The old archives, which were beside the Paddockholm. Truth be told, these were ugly warehouses, and won’t be missed by me. These have been replaced by flats in the last couple of years.
It is worth mentioning that Rachel Weisz’s sister Minnie is also a professional photographer. I couldn’t go to Colin’s funeral, because ironically I was at someone else’s.
Pinkhill Station still retains its old platforms and the former ticket office can be seen on the bridge above – this used to serve the zoo.
From Wikimedia Commons CC by SA:
Rachel Weisz – Credit: Neil Grabowsky/Montclair Film.
Chris Hoy – Credit: Mark Harkin
The pictures of the Auld Kirk and Grant Jarvie’s book covers were taken by me.
I have tried hard to steer clear of party politics on this blog, but it greatly saddens me to see our MSP Alex Cole Hamilton try and use Scottish Gaelic as a soft target for campaigning. He seems to think if you are interested in Gaelic, you can’t be interested in other languages, despite all the research saying otherwise. Children in Gaelic Medium Education consistently outperform the other schools when it comes to learning French, German, Spanish etc. Frankly, ACH’s tweet reeks of the “many of my best friends are […], but” mentality.
I am glad to say this attitude has not been shared by all of his party. Christine Jardine MP has said that she is supportive of Gaelic, and both Donald Gorrie and Margaret Smith have been positive about it too. The late Iain Farquhar Munro (Iain Fearchar Rothach) was a native speaker and a champion of Gaelic in the Lib Dems, and will probably be turning in his grave at these comments.
Well, I happen to be one of Alex Cole Hamilton’s constituents. I vote in pretty much every election. I think I have only missed one in twenty plus years. I have my own views, but I am not currently a member of any political party. I have voted for several different parties in the past, and yes, one of them happened to be the Lib Dems. Comments like this don’t endear me to them.
Literary Corstorphine will always back the Gaelic language. Many languages can be seen and heard in this constituency of course, and it is wrong to pitch them against each other, to say Polish is better than Cantonese or Urdu is superior to Broad Scots. Yet that is precisely what has happened here, and it seems to be becoming more and more common in British politics.
Our local Gaelic heritage
Does Corstorphine have a Gaelic heritage? Yes, more than you might think. Names like Drumbrae (Druim Bràighe), Cammo (Camach), Lennie (Lèanaidh), Carrick Knowe (Carraig) and Balgreen (Baile Grèine) all originate from it. Go up to Edinburgh Park and you can find busts of poets such as Iain Crichton Smith and Sorley MacLean, while more recently Gaelic writers such as William Neill and Màrtainn Mac an t-Saoir have lived locally.

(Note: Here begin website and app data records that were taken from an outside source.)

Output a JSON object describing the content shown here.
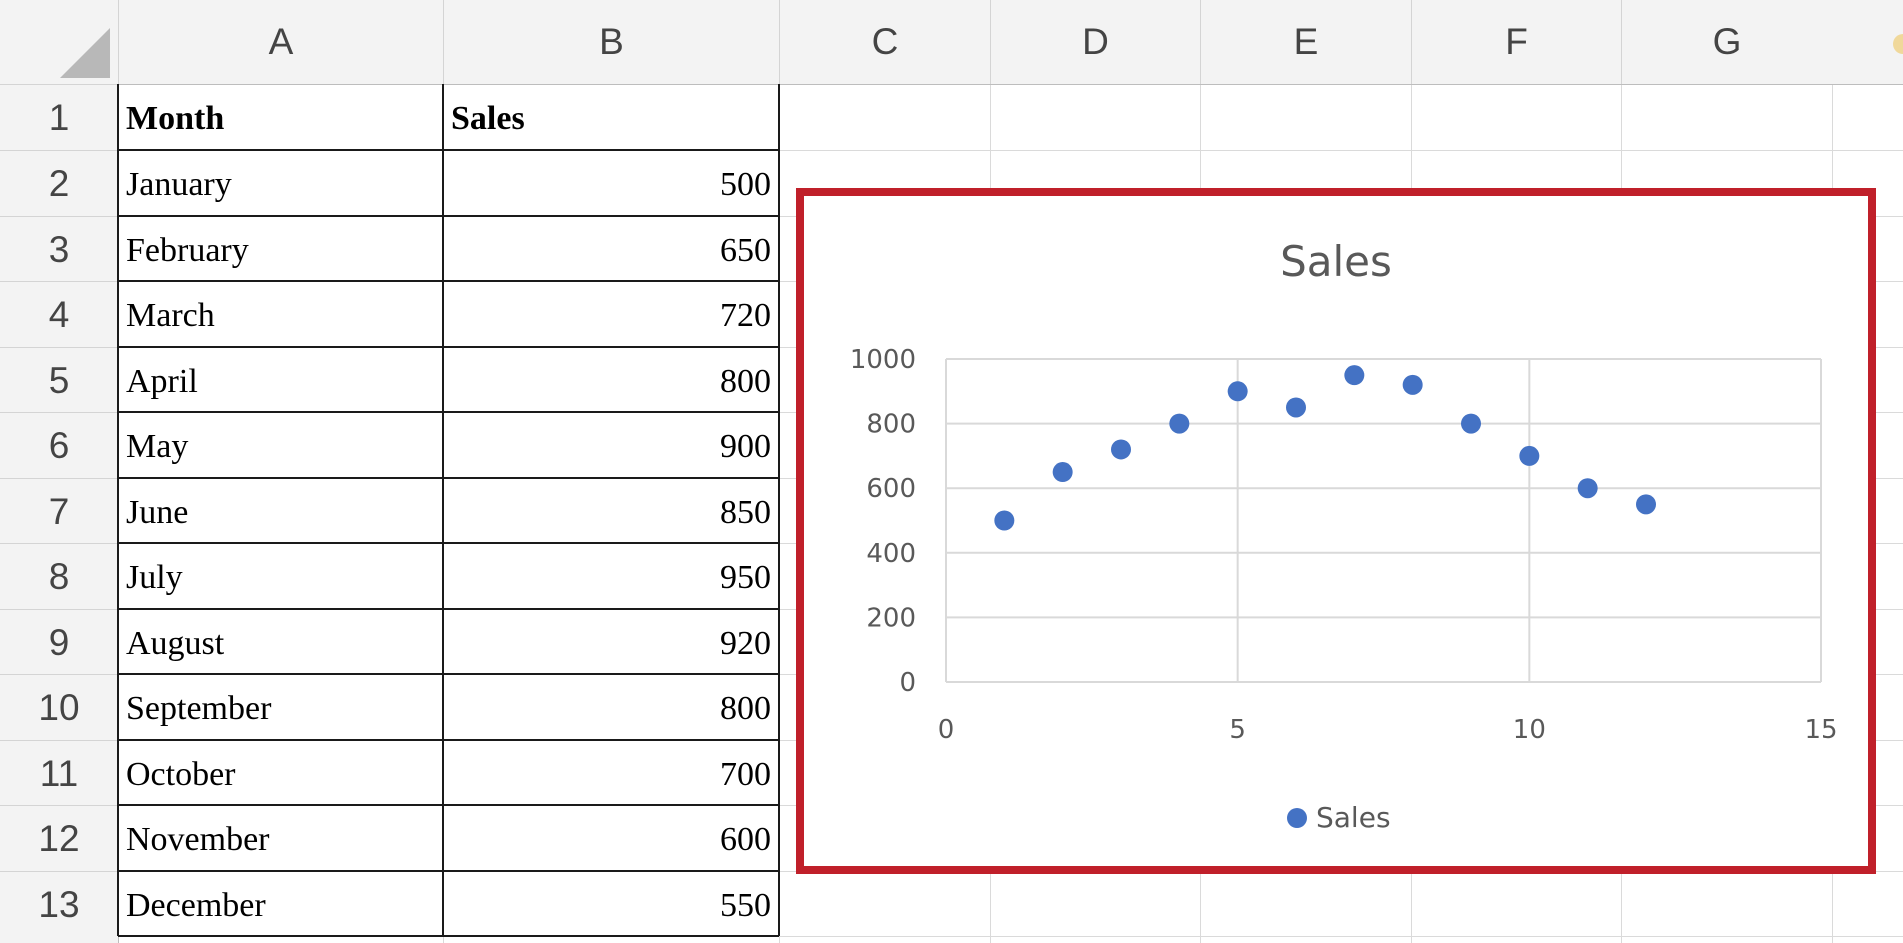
{
  "sheet": {
    "columns": [
      "A",
      "B",
      "C",
      "D",
      "E",
      "F",
      "G"
    ],
    "rows": [
      "1",
      "2",
      "3",
      "4",
      "5",
      "6",
      "7",
      "8",
      "9",
      "10",
      "11",
      "12",
      "13"
    ]
  },
  "table": {
    "headers": {
      "month": "Month",
      "sales": "Sales"
    },
    "rows": [
      {
        "month": "January",
        "sales": "500"
      },
      {
        "month": "February",
        "sales": "650"
      },
      {
        "month": "March",
        "sales": "720"
      },
      {
        "month": "April",
        "sales": "800"
      },
      {
        "month": "May",
        "sales": "900"
      },
      {
        "month": "June",
        "sales": "850"
      },
      {
        "month": "July",
        "sales": "950"
      },
      {
        "month": "August",
        "sales": "920"
      },
      {
        "month": "September",
        "sales": "800"
      },
      {
        "month": "October",
        "sales": "700"
      },
      {
        "month": "November",
        "sales": "600"
      },
      {
        "month": "December",
        "sales": "550"
      }
    ]
  },
  "chart_data": {
    "type": "scatter",
    "title": "Sales",
    "xlabel": "",
    "ylabel": "",
    "xlim": [
      0,
      15
    ],
    "ylim": [
      0,
      1000
    ],
    "x_ticks": [
      0,
      5,
      10,
      15
    ],
    "y_ticks": [
      0,
      200,
      400,
      600,
      800,
      1000
    ],
    "grid": true,
    "legend_position": "bottom",
    "series": [
      {
        "name": "Sales",
        "color": "#4472c4",
        "x": [
          1,
          2,
          3,
          4,
          5,
          6,
          7,
          8,
          9,
          10,
          11,
          12
        ],
        "y": [
          500,
          650,
          720,
          800,
          900,
          850,
          950,
          920,
          800,
          700,
          600,
          550
        ]
      }
    ]
  },
  "colors": {
    "selection_border": "#c0202a",
    "marker": "#4472c4",
    "gridline": "#d9d9d9"
  }
}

I write about Corstorphine’s Gaelic links in my book.
In a previous article I discussed the local links of Elizabeth Gaskell, née Stevenson (1810-1865). Gaskell is best known as the author of such works as North and South, and Mary Barton.

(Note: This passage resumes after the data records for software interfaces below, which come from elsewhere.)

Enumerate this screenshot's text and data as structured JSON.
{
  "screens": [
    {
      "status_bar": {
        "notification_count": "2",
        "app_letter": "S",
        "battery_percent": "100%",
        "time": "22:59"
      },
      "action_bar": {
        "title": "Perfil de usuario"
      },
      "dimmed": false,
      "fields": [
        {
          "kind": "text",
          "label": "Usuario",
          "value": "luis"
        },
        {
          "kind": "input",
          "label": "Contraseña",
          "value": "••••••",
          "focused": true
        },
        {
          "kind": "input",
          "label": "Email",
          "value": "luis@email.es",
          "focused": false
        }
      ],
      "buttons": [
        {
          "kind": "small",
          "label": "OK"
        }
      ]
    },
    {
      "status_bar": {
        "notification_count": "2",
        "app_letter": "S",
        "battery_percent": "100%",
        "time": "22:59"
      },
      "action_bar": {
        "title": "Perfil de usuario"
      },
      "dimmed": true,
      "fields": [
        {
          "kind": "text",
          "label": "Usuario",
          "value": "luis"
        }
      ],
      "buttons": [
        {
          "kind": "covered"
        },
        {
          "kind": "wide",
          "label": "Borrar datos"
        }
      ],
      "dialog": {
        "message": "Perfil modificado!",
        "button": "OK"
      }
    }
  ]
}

Since I wrote the article, it has struck me how few people are aware of her link to Saughton & Corstorphine, or indeed Edinburgh in general.

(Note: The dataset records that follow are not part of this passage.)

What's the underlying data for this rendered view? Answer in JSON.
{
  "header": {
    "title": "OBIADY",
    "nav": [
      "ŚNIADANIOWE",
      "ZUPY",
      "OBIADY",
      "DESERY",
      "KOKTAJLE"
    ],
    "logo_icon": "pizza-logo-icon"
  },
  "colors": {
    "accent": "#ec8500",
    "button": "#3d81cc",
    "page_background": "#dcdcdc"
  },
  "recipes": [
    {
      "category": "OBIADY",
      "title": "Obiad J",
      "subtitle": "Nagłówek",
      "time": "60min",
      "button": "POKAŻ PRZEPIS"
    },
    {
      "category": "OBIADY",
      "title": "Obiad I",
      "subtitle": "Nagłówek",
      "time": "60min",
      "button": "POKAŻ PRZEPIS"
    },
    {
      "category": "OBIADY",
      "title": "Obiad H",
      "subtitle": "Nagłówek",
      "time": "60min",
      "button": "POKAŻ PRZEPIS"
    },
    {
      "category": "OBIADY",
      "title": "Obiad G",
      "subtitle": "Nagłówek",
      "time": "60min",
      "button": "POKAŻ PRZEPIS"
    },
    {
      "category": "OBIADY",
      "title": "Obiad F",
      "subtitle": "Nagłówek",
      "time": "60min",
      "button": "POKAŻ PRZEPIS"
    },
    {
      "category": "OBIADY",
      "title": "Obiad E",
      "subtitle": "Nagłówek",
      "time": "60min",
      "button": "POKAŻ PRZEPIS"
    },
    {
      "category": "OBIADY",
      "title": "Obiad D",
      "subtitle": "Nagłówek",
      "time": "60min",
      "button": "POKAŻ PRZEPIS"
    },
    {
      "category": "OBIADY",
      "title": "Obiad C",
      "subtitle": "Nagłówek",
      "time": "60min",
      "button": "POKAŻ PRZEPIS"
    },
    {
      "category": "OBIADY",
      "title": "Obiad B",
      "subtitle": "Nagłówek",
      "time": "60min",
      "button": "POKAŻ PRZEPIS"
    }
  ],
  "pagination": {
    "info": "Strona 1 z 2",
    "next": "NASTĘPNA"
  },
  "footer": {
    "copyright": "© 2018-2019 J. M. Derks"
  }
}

The origins of place names have always fascinated me, and I have discussed quite a few on this blog already.
One that I haven’t looked at before is “Tyler’s Acre”. It gives its name to several streets between old Corstorphine and Carrick Knowe. It is to be found between Saughton Road North and Lampacre Road, and lies to the north of Union Park.
It turns out that the “tyler” (tailor) in question was a member of the Stevenson family, who farmed at Saughton Mains. He was a close relative of William Stevenson, Elizabeth Gaskell’s father.